==== PROVIDED INFORMATION ====

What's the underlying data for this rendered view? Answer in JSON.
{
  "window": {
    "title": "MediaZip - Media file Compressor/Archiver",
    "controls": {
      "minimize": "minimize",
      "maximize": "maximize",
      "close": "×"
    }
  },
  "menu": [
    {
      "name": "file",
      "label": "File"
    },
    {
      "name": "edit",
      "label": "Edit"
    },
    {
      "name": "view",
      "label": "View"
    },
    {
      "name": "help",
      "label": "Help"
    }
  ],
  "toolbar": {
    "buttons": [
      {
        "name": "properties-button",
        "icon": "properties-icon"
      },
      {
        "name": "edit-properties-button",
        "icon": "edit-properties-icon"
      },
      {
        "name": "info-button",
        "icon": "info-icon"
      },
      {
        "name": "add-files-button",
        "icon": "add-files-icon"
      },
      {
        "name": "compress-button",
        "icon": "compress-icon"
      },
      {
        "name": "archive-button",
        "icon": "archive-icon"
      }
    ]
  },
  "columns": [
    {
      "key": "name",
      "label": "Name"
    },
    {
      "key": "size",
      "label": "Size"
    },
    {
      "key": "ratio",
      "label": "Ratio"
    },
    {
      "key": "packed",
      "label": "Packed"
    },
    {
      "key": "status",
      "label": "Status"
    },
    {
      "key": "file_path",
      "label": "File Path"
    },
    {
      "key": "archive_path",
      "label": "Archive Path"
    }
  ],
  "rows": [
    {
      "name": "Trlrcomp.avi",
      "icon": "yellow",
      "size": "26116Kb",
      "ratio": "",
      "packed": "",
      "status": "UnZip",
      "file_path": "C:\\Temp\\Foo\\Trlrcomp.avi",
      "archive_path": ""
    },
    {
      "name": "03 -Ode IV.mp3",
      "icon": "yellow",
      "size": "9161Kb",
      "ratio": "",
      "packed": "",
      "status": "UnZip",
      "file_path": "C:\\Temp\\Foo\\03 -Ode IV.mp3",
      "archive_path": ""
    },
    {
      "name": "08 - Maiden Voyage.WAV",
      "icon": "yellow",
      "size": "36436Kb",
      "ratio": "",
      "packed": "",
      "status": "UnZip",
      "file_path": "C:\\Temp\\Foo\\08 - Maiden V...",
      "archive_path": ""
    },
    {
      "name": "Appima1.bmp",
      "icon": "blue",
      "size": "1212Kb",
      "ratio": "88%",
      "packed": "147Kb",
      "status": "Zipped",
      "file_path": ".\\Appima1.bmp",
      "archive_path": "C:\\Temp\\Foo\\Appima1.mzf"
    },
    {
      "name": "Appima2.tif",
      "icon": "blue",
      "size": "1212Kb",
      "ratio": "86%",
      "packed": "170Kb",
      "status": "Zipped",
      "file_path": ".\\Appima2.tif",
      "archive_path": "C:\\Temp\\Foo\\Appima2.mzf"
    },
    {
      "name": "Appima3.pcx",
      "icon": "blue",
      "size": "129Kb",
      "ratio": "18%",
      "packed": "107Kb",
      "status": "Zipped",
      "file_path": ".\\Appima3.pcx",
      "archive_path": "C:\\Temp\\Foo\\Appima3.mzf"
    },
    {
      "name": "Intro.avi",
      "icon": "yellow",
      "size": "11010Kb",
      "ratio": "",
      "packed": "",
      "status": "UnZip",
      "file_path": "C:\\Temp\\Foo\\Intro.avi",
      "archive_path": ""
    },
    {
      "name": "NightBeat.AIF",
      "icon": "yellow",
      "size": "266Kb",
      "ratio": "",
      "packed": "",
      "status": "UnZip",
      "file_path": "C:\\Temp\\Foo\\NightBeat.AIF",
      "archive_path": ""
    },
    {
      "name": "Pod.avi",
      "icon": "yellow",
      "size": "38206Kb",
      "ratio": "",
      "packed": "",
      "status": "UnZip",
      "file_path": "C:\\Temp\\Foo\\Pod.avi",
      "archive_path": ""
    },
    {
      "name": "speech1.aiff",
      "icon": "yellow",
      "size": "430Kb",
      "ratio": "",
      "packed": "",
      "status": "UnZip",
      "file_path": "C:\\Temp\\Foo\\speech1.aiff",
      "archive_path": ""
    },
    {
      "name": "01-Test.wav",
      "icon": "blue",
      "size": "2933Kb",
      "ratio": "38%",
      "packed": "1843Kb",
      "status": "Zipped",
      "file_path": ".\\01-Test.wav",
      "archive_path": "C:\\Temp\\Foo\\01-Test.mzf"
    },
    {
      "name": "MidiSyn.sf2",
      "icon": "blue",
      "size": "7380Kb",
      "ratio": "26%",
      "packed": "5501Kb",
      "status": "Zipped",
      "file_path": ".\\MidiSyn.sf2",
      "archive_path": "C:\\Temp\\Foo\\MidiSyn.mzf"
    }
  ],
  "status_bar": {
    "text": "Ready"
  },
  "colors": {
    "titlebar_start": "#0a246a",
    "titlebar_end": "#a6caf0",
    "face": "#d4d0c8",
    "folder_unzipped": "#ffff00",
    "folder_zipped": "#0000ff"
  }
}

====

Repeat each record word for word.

## SOLUTION TO THIS TASK
What's the underlying data for this rendered view? Answer in JSON.
{
  "window": {
    "title": "MediaZip - Media file Compressor/Archiver",
    "controls": {
      "minimize": "minimize",
      "maximize": "maximize",
      "close": "×"
    }
  },
  "menu": [
    {
      "name": "file",
      "label": "File"
    },
    {
      "name": "edit",
      "label": "Edit"
    },
    {
      "name": "view",
      "label": "View"
    },
    {
      "name": "help",
      "label": "Help"
    }
  ],
  "toolbar": {
    "buttons": [
      {
        "name": "properties-button",
        "icon": "properties-icon"
      },
      {
        "name": "edit-properties-button",
        "icon": "edit-properties-icon"
      },
      {
        "name": "info-button",
        "icon": "info-icon"
      },
      {
        "name": "add-files-button",
        "icon": "add-files-icon"
      },
      {
        "name": "compress-button",
        "icon": "compress-icon"
      },
      {
        "name": "archive-button",
        "icon": "archive-icon"
      }
    ]
  },
  "columns": [
    {
      "key": "name",
      "label": "Name"
    },
    {
      "key": "size",
      "label": "Size"
    },
    {
      "key": "ratio",
      "label": "Ratio"
    },
    {
      "key": "packed",
      "label": "Packed"
    },
    {
      "key": "status",
      "label": "Status"
    },
    {
      "key": "file_path",
      "label": "File Path"
    },
    {
      "key": "archive_path",
      "label": "Archive Path"
    }
  ],
  "rows": [
    {
      "name": "Trlrcomp.avi",
      "icon": "yellow",
      "size": "26116Kb",
      "ratio": "",
      "packed": "",
      "status": "UnZip",
      "file_path": "C:\\Temp\\Foo\\Trlrcomp.avi",
      "archive_path": ""
    },
    {
      "name": "03 -Ode IV.mp3",
      "icon": "yellow",
      "size": "9161Kb",
      "ratio": "",
      "packed": "",
      "status": "UnZip",
      "file_path": "C:\\Temp\\Foo\\03 -Ode IV.mp3",
      "archive_path": ""
    },
    {
      "name": "08 - Maiden Voyage.WAV",
      "icon": "yellow",
      "size": "36436Kb",
      "ratio": "",
      "packed": "",
      "status": "UnZip",
      "file_path": "C:\\Temp\\Foo\\08 - Maiden V...",
      "archive_path": ""
    },
    {
      "name": "Appima1.bmp",
      "icon": "blue",
      "size": "1212Kb",
      "ratio": "88%",
      "packed": "147Kb",
      "status": "Zipped",
      "file_path": ".\\Appima1.bmp",
      "archive_path": "C:\\Temp\\Foo\\Appima1.mzf"
    },
    {
      "name": "Appima2.tif",
      "icon": "blue",
      "size": "1212Kb",
      "ratio": "86%",
      "packed": "170Kb",
      "status": "Zipped",
      "file_path": ".\\Appima2.tif",
      "archive_path": "C:\\Temp\\Foo\\Appima2.mzf"
    },
    {
      "name": "Appima3.pcx",
      "icon": "blue",
      "size": "129Kb",
      "ratio": "18%",
      "packed": "107Kb",
      "status": "Zipped",
      "file_path": ".\\Appima3.pcx",
      "archive_path": "C:\\Temp\\Foo\\Appima3.mzf"
    },
    {
      "name": "Intro.avi",
      "icon": "yellow",
      "size": "11010Kb",
      "ratio": "",
      "packed": "",
      "status": "UnZip",
      "file_path": "C:\\Temp\\Foo\\Intro.avi",
      "archive_path": ""
    },
    {
      "name": "NightBeat.AIF",
      "icon": "yellow",
      "size": "266Kb",
      "ratio": "",
      "packed": "",
      "status": "UnZip",
      "file_path": "C:\\Temp\\Foo\\NightBeat.AIF",
      "archive_path": ""
    },
    {
      "name": "Pod.avi",
      "icon": "yellow",
      "size": "38206Kb",
      "ratio": "",
      "packed": "",
      "status": "UnZip",
      "file_path": "C:\\Temp\\Foo\\Pod.avi",
      "archive_path": ""
    },
    {
      "name": "speech1.aiff",
      "icon": "yellow",
      "size": "430Kb",
      "ratio": "",
      "packed": "",
      "status": "UnZip",
      "file_path": "C:\\Temp\\Foo\\speech1.aiff",
      "archive_path": ""
    },
    {
      "name": "01-Test.wav",
      "icon": "blue",
      "size": "2933Kb",
      "ratio": "38%",
      "packed": "1843Kb",
      "status": "Zipped",
      "file_path": ".\\01-Test.wav",
      "archive_path": "C:\\Temp\\Foo\\01-Test.mzf"
    },
    {
      "name": "MidiSyn.sf2",
      "icon": "blue",
      "size": "7380Kb",
      "ratio": "26%",
      "packed": "5501Kb",
      "status": "Zipped",
      "file_path": ".\\MidiSyn.sf2",
      "archive_path": "C:\\Temp\\Foo\\MidiSyn.mzf"
    }
  ],
  "status_bar": {
    "text": "Ready"
  },
  "colors": {
    "titlebar_start": "#0a246a",
    "titlebar_end": "#a6caf0",
    "face": "#d4d0c8",
    "folder_unzipped": "#ffff00",
    "folder_zipped": "#0000ff"
  }
}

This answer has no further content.